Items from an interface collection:
>>
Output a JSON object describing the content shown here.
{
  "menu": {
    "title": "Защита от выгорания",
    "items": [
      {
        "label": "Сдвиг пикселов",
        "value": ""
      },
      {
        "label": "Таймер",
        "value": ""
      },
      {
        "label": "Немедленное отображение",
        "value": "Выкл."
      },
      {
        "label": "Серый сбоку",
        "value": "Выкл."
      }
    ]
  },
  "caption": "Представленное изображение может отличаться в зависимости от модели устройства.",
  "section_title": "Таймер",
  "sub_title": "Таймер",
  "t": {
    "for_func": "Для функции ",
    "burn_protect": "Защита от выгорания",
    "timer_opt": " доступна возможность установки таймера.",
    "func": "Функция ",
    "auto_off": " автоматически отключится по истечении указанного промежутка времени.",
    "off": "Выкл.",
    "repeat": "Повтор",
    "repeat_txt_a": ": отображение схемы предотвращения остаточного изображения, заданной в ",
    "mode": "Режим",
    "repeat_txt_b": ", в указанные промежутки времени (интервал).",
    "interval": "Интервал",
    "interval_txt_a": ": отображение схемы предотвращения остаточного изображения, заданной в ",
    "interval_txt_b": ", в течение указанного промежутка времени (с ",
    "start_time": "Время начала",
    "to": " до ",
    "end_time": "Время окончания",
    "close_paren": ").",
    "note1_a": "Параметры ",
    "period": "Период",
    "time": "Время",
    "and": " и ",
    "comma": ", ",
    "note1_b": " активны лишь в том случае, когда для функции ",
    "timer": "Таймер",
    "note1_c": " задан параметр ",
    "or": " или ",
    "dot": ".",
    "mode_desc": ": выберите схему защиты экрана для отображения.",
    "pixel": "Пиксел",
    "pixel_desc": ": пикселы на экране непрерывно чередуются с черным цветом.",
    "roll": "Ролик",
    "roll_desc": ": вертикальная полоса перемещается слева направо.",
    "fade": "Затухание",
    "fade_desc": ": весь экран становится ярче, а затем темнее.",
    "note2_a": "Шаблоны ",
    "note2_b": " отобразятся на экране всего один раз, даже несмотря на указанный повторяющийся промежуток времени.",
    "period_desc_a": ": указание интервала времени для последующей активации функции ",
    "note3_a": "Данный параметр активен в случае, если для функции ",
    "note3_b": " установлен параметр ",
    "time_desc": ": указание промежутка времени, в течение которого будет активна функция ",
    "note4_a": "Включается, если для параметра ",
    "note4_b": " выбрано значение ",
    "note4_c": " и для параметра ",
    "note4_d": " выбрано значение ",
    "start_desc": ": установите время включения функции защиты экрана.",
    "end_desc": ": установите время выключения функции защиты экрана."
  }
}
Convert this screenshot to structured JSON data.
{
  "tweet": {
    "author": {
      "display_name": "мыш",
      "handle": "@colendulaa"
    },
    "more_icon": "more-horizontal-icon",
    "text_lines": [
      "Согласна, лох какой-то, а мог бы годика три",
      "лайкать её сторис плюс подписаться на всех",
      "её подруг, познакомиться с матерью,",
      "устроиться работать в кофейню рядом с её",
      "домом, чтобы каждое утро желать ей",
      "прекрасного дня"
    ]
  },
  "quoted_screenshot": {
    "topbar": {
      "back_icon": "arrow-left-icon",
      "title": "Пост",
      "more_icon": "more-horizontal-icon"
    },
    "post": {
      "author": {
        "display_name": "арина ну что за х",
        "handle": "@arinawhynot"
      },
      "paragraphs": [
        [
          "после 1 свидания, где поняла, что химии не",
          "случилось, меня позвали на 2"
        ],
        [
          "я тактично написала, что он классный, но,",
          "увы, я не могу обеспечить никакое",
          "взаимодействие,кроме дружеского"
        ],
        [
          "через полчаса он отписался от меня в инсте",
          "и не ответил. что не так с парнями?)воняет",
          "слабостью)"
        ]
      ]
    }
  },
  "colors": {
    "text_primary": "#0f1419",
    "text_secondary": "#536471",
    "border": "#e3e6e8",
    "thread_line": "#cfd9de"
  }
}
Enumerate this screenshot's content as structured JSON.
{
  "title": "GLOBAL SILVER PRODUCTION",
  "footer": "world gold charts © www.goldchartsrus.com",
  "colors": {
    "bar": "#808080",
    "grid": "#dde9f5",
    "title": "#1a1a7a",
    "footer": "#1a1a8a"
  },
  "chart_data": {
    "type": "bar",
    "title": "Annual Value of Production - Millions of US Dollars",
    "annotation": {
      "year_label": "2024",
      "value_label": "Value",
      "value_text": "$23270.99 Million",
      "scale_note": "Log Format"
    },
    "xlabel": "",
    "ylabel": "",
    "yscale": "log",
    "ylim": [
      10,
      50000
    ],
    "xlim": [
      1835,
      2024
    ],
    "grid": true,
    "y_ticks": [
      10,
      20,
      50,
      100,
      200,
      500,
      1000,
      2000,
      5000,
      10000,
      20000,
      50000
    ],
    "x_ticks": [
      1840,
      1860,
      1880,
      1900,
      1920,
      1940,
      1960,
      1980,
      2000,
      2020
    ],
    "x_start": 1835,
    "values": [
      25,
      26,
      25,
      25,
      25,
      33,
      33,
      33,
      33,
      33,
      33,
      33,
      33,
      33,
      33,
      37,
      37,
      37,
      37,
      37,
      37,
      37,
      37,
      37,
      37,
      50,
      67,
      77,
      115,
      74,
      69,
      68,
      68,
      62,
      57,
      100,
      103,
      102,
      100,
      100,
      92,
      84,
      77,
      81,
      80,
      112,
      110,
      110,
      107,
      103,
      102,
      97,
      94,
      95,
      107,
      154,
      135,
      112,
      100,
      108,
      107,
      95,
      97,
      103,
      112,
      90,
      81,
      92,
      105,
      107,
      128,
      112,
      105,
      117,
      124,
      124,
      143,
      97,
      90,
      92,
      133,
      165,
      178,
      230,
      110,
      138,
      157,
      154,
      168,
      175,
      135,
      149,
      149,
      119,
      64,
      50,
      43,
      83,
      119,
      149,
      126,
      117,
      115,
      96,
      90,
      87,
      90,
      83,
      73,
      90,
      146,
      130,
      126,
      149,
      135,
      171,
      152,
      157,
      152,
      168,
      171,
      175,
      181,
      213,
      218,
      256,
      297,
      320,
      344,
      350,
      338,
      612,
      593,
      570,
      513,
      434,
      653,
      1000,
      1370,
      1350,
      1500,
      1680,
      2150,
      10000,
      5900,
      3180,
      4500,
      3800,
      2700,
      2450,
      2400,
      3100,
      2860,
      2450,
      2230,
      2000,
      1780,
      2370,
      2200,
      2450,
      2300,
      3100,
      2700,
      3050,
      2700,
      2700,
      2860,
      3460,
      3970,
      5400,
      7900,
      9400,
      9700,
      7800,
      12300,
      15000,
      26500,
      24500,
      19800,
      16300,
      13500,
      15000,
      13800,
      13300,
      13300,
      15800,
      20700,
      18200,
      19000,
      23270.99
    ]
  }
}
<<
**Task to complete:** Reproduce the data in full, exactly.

**Response to the exercise:**
Output a JSON object describing the content shown here.
{
  "menu": {
    "title": "Защита от выгорания",
    "items": [
      {
        "label": "Сдвиг пикселов",
        "value": ""
      },
      {
        "label": "Таймер",
        "value": ""
      },
      {
        "label": "Немедленное отображение",
        "value": "Выкл."
      },
      {
        "label": "Серый сбоку",
        "value": "Выкл."
      }
    ]
  },
  "caption": "Представленное изображение может отличаться в зависимости от модели устройства.",
  "section_title": "Таймер",
  "sub_title": "Таймер",
  "t": {
    "for_func": "Для функции ",
    "burn_protect": "Защита от выгорания",
    "timer_opt": " доступна возможность установки таймера.",
    "func": "Функция ",
    "auto_off": " автоматически отключится по истечении указанного промежутка времени.",
    "off": "Выкл.",
    "repeat": "Повтор",
    "repeat_txt_a": ": отображение схемы предотвращения остаточного изображения, заданной в ",
    "mode": "Режим",
    "repeat_txt_b": ", в указанные промежутки времени (интервал).",
    "interval": "Интервал",
    "interval_txt_a": ": отображение схемы предотвращения остаточного изображения, заданной в ",
    "interval_txt_b": ", в течение указанного промежутка времени (с ",
    "start_time": "Время начала",
    "to": " до ",
    "end_time": "Время окончания",
    "close_paren": ").",
    "note1_a": "Параметры ",
    "period": "Период",
    "time": "Время",
    "and": " и ",
    "comma": ", ",
    "note1_b": " активны лишь в том случае, когда для функции ",
    "timer": "Таймер",
    "note1_c": " задан параметр ",
    "or": " или ",
    "dot": ".",
    "mode_desc": ": выберите схему защиты экрана для отображения.",
    "pixel": "Пиксел",
    "pixel_desc": ": пикселы на экране непрерывно чередуются с черным цветом.",
    "roll": "Ролик",
    "roll_desc": ": вертикальная полоса перемещается слева направо.",
    "fade": "Затухание",
    "fade_desc": ": весь экран становится ярче, а затем темнее.",
    "note2_a": "Шаблоны ",
    "note2_b": " отобразятся на экране всего один раз, даже несмотря на указанный повторяющийся промежуток времени.",
    "period_desc_a": ": указание интервала времени для последующей активации функции ",
    "note3_a": "Данный параметр активен в случае, если для функции ",
    "note3_b": " установлен параметр ",
    "time_desc": ": указание промежутка времени, в течение которого будет активна функция ",
    "note4_a": "Включается, если для параметра ",
    "note4_b": " выбрано значение ",
    "note4_c": " и для параметра ",
    "note4_d": " выбрано значение ",
    "start_desc": ": установите время включения функции защиты экрана.",
    "end_desc": ": установите время выключения функции защиты экрана."
  }
}
Convert this screenshot to structured JSON data.
{
  "tweet": {
    "author": {
      "display_name": "мыш",
      "handle": "@colendulaa"
    },
    "more_icon": "more-horizontal-icon",
    "text_lines": [
      "Согласна, лох какой-то, а мог бы годика три",
      "лайкать её сторис плюс подписаться на всех",
      "её подруг, познакомиться с матерью,",
      "устроиться работать в кофейню рядом с её",
      "домом, чтобы каждое утро желать ей",
      "прекрасного дня"
    ]
  },
  "quoted_screenshot": {
    "topbar": {
      "back_icon": "arrow-left-icon",
      "title": "Пост",
      "more_icon": "more-horizontal-icon"
    },
    "post": {
      "author": {
        "display_name": "арина ну что за х",
        "handle": "@arinawhynot"
      },
      "paragraphs": [
        [
          "после 1 свидания, где поняла, что химии не",
          "случилось, меня позвали на 2"
        ],
        [
          "я тактично написала, что он классный, но,",
          "увы, я не могу обеспечить никакое",
          "взаимодействие,кроме дружеского"
        ],
        [
          "через полчаса он отписался от меня в инсте",
          "и не ответил. что не так с парнями?)воняет",
          "слабостью)"
        ]
      ]
    }
  },
  "colors": {
    "text_primary": "#0f1419",
    "text_secondary": "#536471",
    "border": "#e3e6e8",
    "thread_line": "#cfd9de"
  }
}
Enumerate this screenshot's content as structured JSON.
{
  "title": "GLOBAL SILVER PRODUCTION",
  "footer": "world gold charts © www.goldchartsrus.com",
  "colors": {
    "bar": "#808080",
    "grid": "#dde9f5",
    "title": "#1a1a7a",
    "footer": "#1a1a8a"
  },
  "chart_data": {
    "type": "bar",
    "title": "Annual Value of Production - Millions of US Dollars",
    "annotation": {
      "year_label": "2024",
      "value_label": "Value",
      "value_text": "$23270.99 Million",
      "scale_note": "Log Format"
    },
    "xlabel": "",
    "ylabel": "",
    "yscale": "log",
    "ylim": [
      10,
      50000
    ],
    "xlim": [
      1835,
      2024
    ],
    "grid": true,
    "y_ticks": [
      10,
      20,
      50,
      100,
      200,
      500,
      1000,
      2000,
      5000,
      10000,
      20000,
      50000
    ],
    "x_ticks": [
      1840,
      1860,
      1880,
      1900,
      1920,
      1940,
      1960,
      1980,
      2000,
      2020
    ],
    "x_start": 1835,
    "values": [
      25,
      26,
      25,
      25,
      25,
      33,
      33,
      33,
      33,
      33,
      33,
      33,
      33,
      33,
      33,
      37,
      37,
      37,
      37,
      37,
      37,
      37,
      37,
      37,
      37,
      50,
      67,
      77,
      115,
      74,
      69,
      68,
      68,
      62,
      57,
      100,
      103,
      102,
      100,
      100,
      92,
      84,
      77,
      81,
      80,
      112,
      110,
      110,
      107,
      103,
      102,
      97,
      94,
      95,
      107,
      154,
      135,
      112,
      100,
      108,
      107,
      95,
      97,
      103,
      112,
      90,
      81,
      92,
      105,
      107,
      128,
      112,
      105,
      117,
      124,
      124,
      143,
      97,
      90,
      92,
      133,
      165,
      178,
      230,
      110,
      138,
      157,
      154,
      168,
      175,
      135,
      149,
      149,
      119,
      64,
      50,
      43,
      83,
      119,
      149,
      126,
      117,
      115,
      96,
      90,
      87,
      90,
      83,
      73,
      90,
      146,
      130,
      126,
      149,
      135,
      171,
      152,
      157,
      152,
      168,
      171,
      175,
      181,
      213,
      218,
      256,
      297,
      320,
      344,
      350,
      338,
      612,
      593,
      570,
      513,
      434,
      653,
      1000,
      1370,
      1350,
      1500,
      1680,
      2150,
      10000,
      5900,
      3180,
      4500,
      3800,
      2700,
      2450,
      2400,
      3100,
      2860,
      2450,
      2230,
      2000,
      1780,
      2370,
      2200,
      2450,
      2300,
      3100,
      2700,
      3050,
      2700,
      2700,
      2860,
      3460,
      3970,
      5400,
      7900,
      9400,
      9700,
      7800,
      12300,
      15000,
      26500,
      24500,
      19800,
      16300,
      13500,
      15000,
      13800,
      13300,
      13300,
      15800,
      20700,
      18200,
      19000,
      23270.99
    ]
  }
}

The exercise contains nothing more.